Exercise details:
Using the records beneath, say how many lines contain the word "change", without comment.

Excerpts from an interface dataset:

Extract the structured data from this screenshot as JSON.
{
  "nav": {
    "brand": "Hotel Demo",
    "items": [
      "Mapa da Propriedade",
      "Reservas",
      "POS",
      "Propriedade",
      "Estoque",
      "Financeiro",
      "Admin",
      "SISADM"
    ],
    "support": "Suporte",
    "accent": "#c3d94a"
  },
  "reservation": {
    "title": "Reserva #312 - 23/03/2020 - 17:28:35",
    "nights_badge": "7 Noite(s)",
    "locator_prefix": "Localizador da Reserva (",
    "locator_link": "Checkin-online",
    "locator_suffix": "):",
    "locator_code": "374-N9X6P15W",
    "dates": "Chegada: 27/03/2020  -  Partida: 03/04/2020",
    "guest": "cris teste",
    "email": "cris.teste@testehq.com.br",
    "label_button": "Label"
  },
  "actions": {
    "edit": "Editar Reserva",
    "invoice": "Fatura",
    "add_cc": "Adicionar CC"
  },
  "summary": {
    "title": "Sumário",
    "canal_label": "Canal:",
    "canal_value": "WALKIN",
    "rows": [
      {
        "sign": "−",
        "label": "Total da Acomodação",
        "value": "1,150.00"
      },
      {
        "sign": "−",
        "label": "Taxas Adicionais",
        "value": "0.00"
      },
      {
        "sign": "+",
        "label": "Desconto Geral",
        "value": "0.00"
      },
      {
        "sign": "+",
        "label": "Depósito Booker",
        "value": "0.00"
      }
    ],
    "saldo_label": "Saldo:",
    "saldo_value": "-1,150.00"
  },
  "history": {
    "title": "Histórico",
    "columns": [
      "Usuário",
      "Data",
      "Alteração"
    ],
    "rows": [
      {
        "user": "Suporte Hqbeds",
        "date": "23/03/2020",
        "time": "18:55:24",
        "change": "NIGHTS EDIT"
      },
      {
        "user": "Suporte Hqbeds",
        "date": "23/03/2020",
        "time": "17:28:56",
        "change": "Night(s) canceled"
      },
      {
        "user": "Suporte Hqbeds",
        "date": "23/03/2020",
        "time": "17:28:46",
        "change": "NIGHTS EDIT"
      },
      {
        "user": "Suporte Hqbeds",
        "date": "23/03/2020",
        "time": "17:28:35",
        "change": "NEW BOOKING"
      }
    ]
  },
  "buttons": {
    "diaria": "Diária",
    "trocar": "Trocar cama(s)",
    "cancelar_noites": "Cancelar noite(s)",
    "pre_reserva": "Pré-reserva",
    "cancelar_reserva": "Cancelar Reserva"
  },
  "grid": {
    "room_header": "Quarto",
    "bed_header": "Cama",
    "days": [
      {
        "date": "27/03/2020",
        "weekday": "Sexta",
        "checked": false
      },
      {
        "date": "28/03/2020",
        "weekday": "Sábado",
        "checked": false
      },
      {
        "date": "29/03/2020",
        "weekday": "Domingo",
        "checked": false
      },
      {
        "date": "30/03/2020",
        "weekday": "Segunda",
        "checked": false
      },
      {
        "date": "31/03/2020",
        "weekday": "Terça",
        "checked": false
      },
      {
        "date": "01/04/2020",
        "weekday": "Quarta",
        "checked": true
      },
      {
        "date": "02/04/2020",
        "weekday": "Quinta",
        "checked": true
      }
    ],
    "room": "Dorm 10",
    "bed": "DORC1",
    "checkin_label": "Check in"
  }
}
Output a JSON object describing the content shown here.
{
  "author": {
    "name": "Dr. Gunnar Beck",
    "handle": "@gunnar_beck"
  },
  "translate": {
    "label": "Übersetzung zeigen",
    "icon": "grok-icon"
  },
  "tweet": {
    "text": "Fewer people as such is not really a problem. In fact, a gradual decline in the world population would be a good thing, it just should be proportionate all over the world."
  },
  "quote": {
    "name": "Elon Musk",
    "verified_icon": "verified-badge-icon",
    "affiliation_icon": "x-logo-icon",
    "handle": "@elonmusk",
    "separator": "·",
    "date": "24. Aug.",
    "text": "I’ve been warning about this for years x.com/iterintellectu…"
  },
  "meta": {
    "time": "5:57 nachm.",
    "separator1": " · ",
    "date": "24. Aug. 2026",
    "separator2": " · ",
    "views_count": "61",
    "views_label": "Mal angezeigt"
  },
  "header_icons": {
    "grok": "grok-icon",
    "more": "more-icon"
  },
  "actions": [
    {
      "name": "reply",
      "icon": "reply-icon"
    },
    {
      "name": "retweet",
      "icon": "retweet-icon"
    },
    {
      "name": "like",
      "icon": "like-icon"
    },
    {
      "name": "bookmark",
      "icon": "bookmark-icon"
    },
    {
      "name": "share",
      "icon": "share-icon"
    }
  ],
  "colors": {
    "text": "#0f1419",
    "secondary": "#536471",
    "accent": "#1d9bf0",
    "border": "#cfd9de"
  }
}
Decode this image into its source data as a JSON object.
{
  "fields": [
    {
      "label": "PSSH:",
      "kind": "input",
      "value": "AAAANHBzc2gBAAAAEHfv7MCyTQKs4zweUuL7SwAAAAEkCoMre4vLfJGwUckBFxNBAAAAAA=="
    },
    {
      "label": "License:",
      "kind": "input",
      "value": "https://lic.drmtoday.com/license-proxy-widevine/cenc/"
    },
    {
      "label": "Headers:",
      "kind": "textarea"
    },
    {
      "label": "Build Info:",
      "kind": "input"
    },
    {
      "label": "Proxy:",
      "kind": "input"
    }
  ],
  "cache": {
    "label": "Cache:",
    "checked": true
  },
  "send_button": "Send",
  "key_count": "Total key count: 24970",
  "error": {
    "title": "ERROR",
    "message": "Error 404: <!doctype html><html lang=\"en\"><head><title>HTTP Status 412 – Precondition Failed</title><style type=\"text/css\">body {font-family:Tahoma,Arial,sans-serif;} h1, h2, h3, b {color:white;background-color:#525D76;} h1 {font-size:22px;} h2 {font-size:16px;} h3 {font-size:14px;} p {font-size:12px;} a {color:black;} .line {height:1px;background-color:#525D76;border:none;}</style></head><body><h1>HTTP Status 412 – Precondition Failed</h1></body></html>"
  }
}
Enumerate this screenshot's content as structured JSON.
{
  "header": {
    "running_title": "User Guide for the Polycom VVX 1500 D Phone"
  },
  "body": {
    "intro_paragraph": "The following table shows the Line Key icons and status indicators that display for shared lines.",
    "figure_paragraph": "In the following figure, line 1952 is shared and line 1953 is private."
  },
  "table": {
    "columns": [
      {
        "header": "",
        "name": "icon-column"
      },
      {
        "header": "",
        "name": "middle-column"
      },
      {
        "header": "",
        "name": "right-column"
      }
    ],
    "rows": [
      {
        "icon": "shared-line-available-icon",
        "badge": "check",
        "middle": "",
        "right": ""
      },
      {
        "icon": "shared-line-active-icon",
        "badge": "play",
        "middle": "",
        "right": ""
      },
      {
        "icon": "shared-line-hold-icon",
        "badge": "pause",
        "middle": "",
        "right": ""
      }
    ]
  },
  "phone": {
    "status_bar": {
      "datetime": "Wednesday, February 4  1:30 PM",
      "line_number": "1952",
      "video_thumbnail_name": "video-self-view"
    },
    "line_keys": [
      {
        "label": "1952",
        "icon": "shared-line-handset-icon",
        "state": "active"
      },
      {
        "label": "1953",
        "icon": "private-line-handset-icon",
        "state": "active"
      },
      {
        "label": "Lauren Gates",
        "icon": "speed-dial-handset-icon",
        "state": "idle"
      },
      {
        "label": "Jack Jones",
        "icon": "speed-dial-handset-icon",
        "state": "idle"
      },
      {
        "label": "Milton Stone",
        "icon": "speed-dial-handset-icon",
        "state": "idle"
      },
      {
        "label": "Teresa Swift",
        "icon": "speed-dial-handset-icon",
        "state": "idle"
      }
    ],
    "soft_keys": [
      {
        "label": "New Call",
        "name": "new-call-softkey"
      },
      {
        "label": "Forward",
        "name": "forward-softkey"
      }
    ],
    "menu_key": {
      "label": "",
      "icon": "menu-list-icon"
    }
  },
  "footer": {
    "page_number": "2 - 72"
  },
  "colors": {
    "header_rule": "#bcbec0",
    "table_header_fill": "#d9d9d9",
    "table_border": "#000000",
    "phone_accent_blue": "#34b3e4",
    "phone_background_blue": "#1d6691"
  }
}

Output for this task:
4